Last week, I flew to NYC for work and was very excited to be able to visit such an amazing city, one that I haven’t been to in almost 20 years!
But as many of my fat friends will attest, airplane travel can be an anxiety-inducing, fat-shaming, extremely vulnerable and sometimes painful experience.
People who have thin privilege are mostly unaware of this (the very definition of privilege), so I thought I’d spell out what it means.
People who are thin:
- can take any airline they want and don’t have to worry about the person of size policy;
- don’t have to worry about the seat belt not fitting and having to ask for an extender;
- don’t get dirty looks, heavy sighs, and under the breath comments, when a tiny bit of your arm spills over into the seat next to you;
- don’t have to sit in fear of having someone complain and make a scene;
- don’t have to be publicly shamed by the airline accomodating the “thin” person and asking you to switch seats or even worse, de-board the plane;

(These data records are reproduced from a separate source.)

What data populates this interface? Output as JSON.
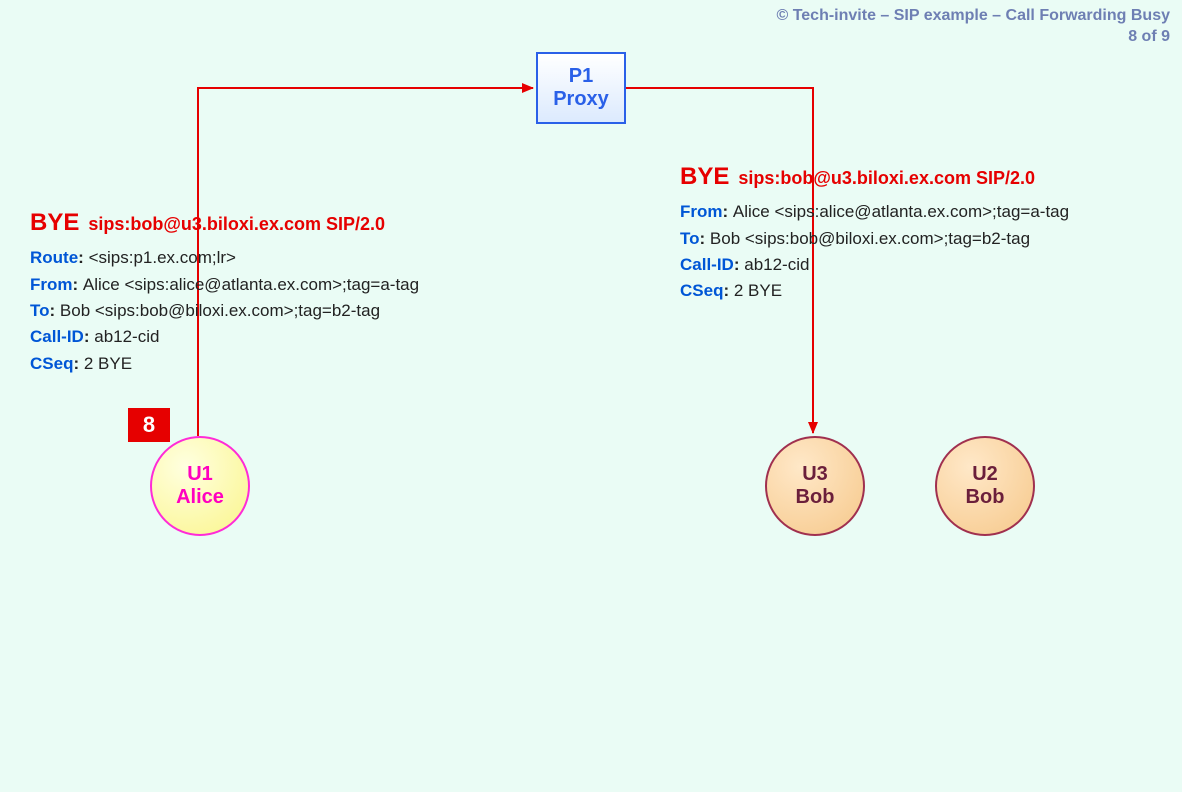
{
  "copyright": {
    "line1": "© Tech-invite – SIP example – Call Forwarding Busy",
    "line2": "8 of 9"
  },
  "proxy": {
    "l1": "P1",
    "l2": "Proxy"
  },
  "nodes": {
    "alice": {
      "l1": "U1",
      "l2": "Alice"
    },
    "bob3": {
      "l1": "U3",
      "l2": "Bob"
    },
    "bob2": {
      "l1": "U2",
      "l2": "Bob"
    }
  },
  "step_badge": "8",
  "msg_left": {
    "method": "BYE",
    "req_rest": "sips:bob@u3.biloxi.ex.com SIP/2.0",
    "headers": [
      {
        "name": "Route",
        "value": "<sips:p1.ex.com;lr>"
      },
      {
        "name": "From",
        "value": "Alice <sips:alice@atlanta.ex.com>;tag=a-tag"
      },
      {
        "name": "To",
        "value": "Bob <sips:bob@biloxi.ex.com>;tag=b2-tag"
      },
      {
        "name": "Call-ID",
        "value": "ab12-cid"
      },
      {
        "name": "CSeq",
        "value": "2 BYE"
      }
    ]
  },
  "msg_right": {
    "method": "BYE",
    "req_rest": "sips:bob@u3.biloxi.ex.com SIP/2.0",
    "headers": [
      {
        "name": "From",
        "value": "Alice <sips:alice@atlanta.ex.com>;tag=a-tag"
      },
      {
        "name": "To",
        "value": "Bob <sips:bob@biloxi.ex.com>;tag=b2-tag"
      },
      {
        "name": "Call-ID",
        "value": "ab12-cid"
      },
      {
        "name": "CSeq",
        "value": "2 BYE"
      }
    ]
  }
}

- can have peace of mind and travel with an empty bladder because they are able to fit in the bathroom; and
- don’t have to worry about the tray table being able to come down completely so they can do work, or place their complementary beverage somewhere.
And you don’t have to be “thin” to have thin privilege. Right now, the seat belt fits me, and I’m not forced to buy an extra seat, but the anxiety, the planning, and the uncomfortable looks and placement of my arms are all real for me and to make matters even worse, I suffer from flight anxiety, too. Woo, boy. It can be a real shit show.
As of right now, only ONE airline allows people of size the ability to fly without charging them for an extra seat: Southwest. You have to foot the bill upfront, but they will reimburse you.
I suffer from general anxiety disorder, as do many people. And this means that nothing needs to “happen” to me to feel anxious. Sometimes, it just fires or is triggered by something unknown to me. I now believe that a good amount of my anxiety is based in the lived experience of dealing with the shame placed on me for being fat my whole life. Of not fitting, not belonging, not being talked to, or taken seriously.
There is something to be said though about the fact that fat people who need to travel for work are operating at a disadvantage. They are expected to go through the process of travel, which as I described above is a cluster fuck anxiety bomb, and somehow pull it together to then do the job they traveled to do. This gives people with thin privilege a real advantage at work, and the inequity just snowballs from there.
The world is simply not built for anyone that doesn’t fit society’s definition of “normal”, and yet, somehow, diet culture has convinced us that it is our fault that companies, airlines, restaurants, theaters, and a whole host of other entities practice open discrimination. Airlines have decided large bodied people are not quite good enough to be able to visit our families in Texas, vacation in Europe, or conduct business in New York.
What is it going to take for the DEI discussion to include body size? When will the discrimination and outright denial of services be taken seriously? It is equally infuriating and exhausting to think about.
A word or rather a plea to any of you reading that are frequent flyers:
Please be kind. And if you need to get mad at someone for the invasion of your airline seat space, speak to the airlines. Advocate for us. Be an ally. Complain to the airlines for treating people of size as subhumans. I also URGE you to watch this 6 minute video on flying while fat by Stacy Bias.
For my fat sisters and brothers: if you’re flying sometime soon, take some good anti-anxiety meds, take care of your heart, know that we hear you and see you, and safe travels. Xo